Even a good window will not usually insulate as well as a mediocre wall. Curtains or shades interrupt convection across the window’s interior, significantly reducing heat loss. →
Both windows are single-glazed, but lower one has a good storm door outside. IR_0312
 IR_0409 A revealing photo: one of the storm windows has been left open, allowing considerable heat to escape through the single-glazed double-hung sashes.Note heat loss through the attic vent, indicating inadequate attic-floor (= interior ceiling) insulation. The small bright spot at left is the kitchen range-hood exhaust.This walk-out basement is at least somewhat insulated within. The exposed foundation is warmed in part by heat conducted up from the ground.
IR_0422 ← Storm windows left open here too, and an old-style fixed has low R-value. Glass does not transmit thermal IR; the figure is a reflection of the photographer.

Same window from the inside, showing heat loss from conduction through unprotected lower single-glazed sash. →
IR_0315 Modern low-E glass in this window is good, but gasket and caulking both leak air.Dark streaks on wall show places where a simple caulk bead later stopped flowing air. Total investment: about 10 minutes’ labor, 10¢ in materials.Result: no more cold drafts around the shower! IR_0338
IR_0672 Bathroom ceiling vents usually leak some air in windy weather, even with internal flapper valve working properly. IR_0334
IR_0656 IR_0318 Duplex wall outlets can leak cold air penetrating sheathing or unsealed openings and blowing inside of wall…
A simple foam insert behind this cover plate easily stopped most of the draft. IR_0643
 IR_0592 ← Double glazing on this skylight failed; window was visibly milky. Fortunately, instead of a $2000+ full replacement (with all sorts of interior mess), the glass could be swapped out neatly in 15 minutes for about $100. It’s worth asking around to find high-service, low-cost contractors!

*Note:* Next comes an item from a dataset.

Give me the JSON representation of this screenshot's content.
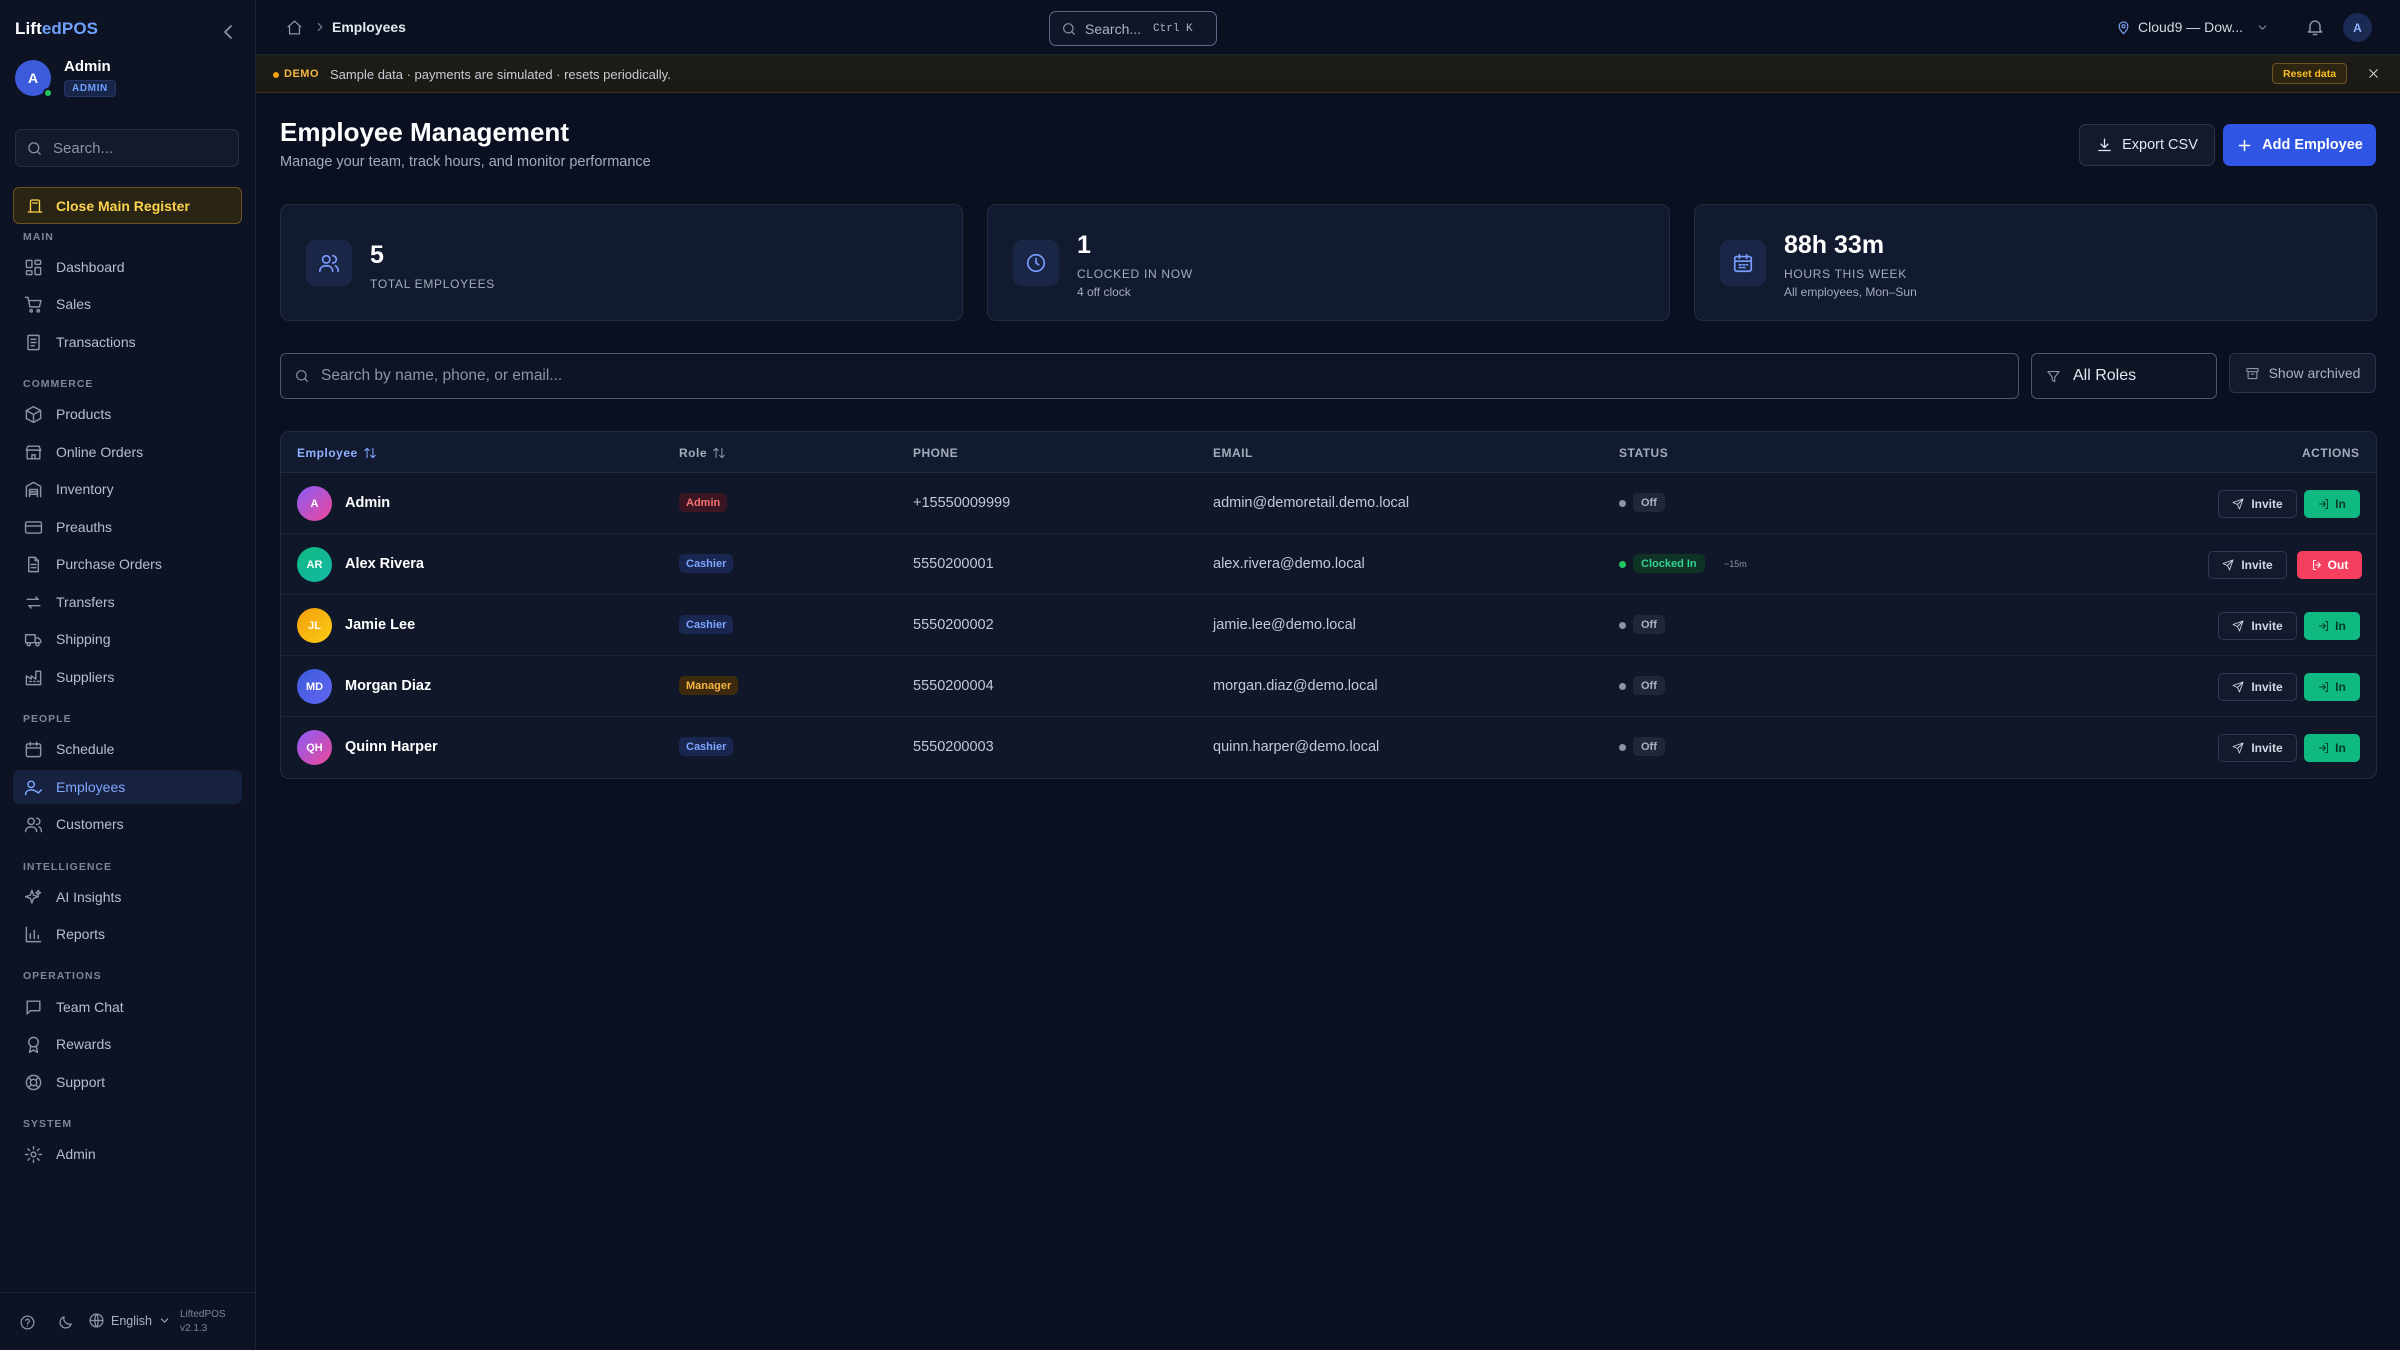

Slider door is tight (no leaks), but old-style thermopane does not insulate as well as modern low-E glazing. →
IR_0707 ← Door, storm door both leak badly. Replacing old wood storm door with modern type ended overt drafts. Leakage around inside door still allows moisture to condense on storm-door glazing, so a bit of reusable weatherstripping is stuffed into gaps.

Another warped storm-plus-inner door with much clearance beneath—installed decades ago; rubber gasket since decayed. This exit rarely used in winter, so a “sausage” cushion blocks airflow. New gasketing, new exterior storm door come later. →
 A look at plumbing
Hose-bib covers are readily available. Total heat loss from bare through-wall pipes is fairly minor, but a freeze can crack valve and pipe, causing an expensive and messy flood—possibly within the wall. IR_0470
IR_0850 Boiler room in summer: all zones cold except loop for water heater. Most exposed piping here was later insulated. Pressure-relief valve (top) must remain clear. Drain valve below also remains exposed as a reminder to bleed tank occasionally to clear out scale and sediment. IR_0852
 When waste heat must be vented…
IR_1170 ← Multi-flue chimney, with unlined flue operating.

Multi-flue chimney with lined flue operating, so brickwork remains cool. →
Heat and hot air can flow in either direction, so similar considerations apply to summer air-conditioning and solar-heat management
Renovating a cathedral ceiling: former attic wall has some insulation; roof none. IR_1016
IR_0906 Warming up the chiller:

← Upstairs rooms are open to air. Downstairs rooms are naturally naturally cool—see especially lower-left window. Idle AC unit in upper-right, cooled by breeze, contrasts with wall warmed by late-afternoon sun.

Powered-up AC unit heats up on the outside, while room interior  chills. →
IR_0988 ← Chilled air blowing into room; window above and plastic sliders on each side conduct heat from outdoors…

while indoor heat gets pumped back outside. →

12,800 volts for you

12,800 volts for you

And all that power has to come in from somewhere…

Unless we chop it ourselves!

Wood stove, toasty-warm

Wood stove, toasty-warm

This useful tool (and fascinating educational toy) was acquired for your benefit—so please check it out soon!